Nanofibres the answer to biodegradable ultra-absorbent materials

Thursday, 29 September 2016
Nanofibres the answer to biodegradable ultra-absorbent materials

Ultra-absorbent materials which are also biodegradable could be a commercial reality in the near future, thanks to new research into nanofibres.

Superabsorbent polymers (SAPs) are the material behind the ability of disposable diapers, sanitary napkins, and other products to soak up copious amounts of liquid. SAPs can absorb many times their own weight in liquid. For example, the average diaper is able to absorb 30 times its own weight in fluids.

However, SAPs are not biodegradable. Under ideal conditions, diapers may take as long as 500 years to degrade. SAPs have also been linked to health problems such as Toxic Shock Syndrome, a finding that led to a ban on using them in tampons.

The team, from the Indian Institute of Technology (IIT) Hyderabad, say that the new material, which is made of electrospun cellulose acetate nanofibres, has the edge over SAPs: they are safer biologically, and also biodegrade quickly.

These properties mean that these nanofibres are a good potential replacement for SAPs in female hygiene products.

"Prolonged use of commercially available products could lead to toxic shock syndrome and other conditions, so it’s vital to develop a safe alternative to SAPs,” explained Dr Chandra Shekhar Sharma, from the IIT's Department of Chemical Engineering.

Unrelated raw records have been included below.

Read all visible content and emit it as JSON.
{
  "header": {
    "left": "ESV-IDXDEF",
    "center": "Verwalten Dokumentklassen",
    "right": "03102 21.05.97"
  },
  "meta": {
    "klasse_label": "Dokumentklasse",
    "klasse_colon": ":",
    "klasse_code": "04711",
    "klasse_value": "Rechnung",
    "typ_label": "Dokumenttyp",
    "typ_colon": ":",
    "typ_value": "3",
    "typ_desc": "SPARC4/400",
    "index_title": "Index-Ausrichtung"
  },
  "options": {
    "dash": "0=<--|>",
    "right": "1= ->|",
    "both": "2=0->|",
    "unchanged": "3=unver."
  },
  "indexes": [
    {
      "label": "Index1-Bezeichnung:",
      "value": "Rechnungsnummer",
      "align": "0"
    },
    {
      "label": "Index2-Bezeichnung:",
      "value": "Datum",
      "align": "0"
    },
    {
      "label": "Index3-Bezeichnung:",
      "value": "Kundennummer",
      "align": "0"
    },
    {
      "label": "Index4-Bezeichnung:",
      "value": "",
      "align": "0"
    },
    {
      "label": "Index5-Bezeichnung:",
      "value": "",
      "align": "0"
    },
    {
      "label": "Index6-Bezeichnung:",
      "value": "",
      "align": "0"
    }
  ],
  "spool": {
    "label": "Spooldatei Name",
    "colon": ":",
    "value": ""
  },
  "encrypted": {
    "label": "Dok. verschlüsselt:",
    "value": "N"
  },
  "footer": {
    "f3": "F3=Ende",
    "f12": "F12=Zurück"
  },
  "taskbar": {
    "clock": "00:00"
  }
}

"We propose to eliminate the use of harmful, non-biodegradable superabsorbent polymers from commercially available sanitary napkins without compromising the performance, and even enhancing absorbency and comfort."

The nanofibers are long and very thin fibers made using a technique called elecrospinning – spinning using electricity. They are more absorbent than existing materials thanks to their large surface area compared to their volume. In tests against SAP-laden commercially available sanitary napkins, the researchers found them to be even more absorbent.

The material used in commercially available sanitary napkins is made up of flat, ribbon-like fibres that are about 30 micrometers thick. The nanofibres, on the other hand, are about 150 nanometers thick – about 200 times thinner. This contributes to the porosity of the nanofibre material, thus improving absorbency as well as comfort.

The researchers also tested two alternative versions of the nanofibre material with SAPs added and found the blends were not as absorbent as the nanofibres alone.

[Photo credit: Engineering at Cambridge via / CC BY-NC-ND]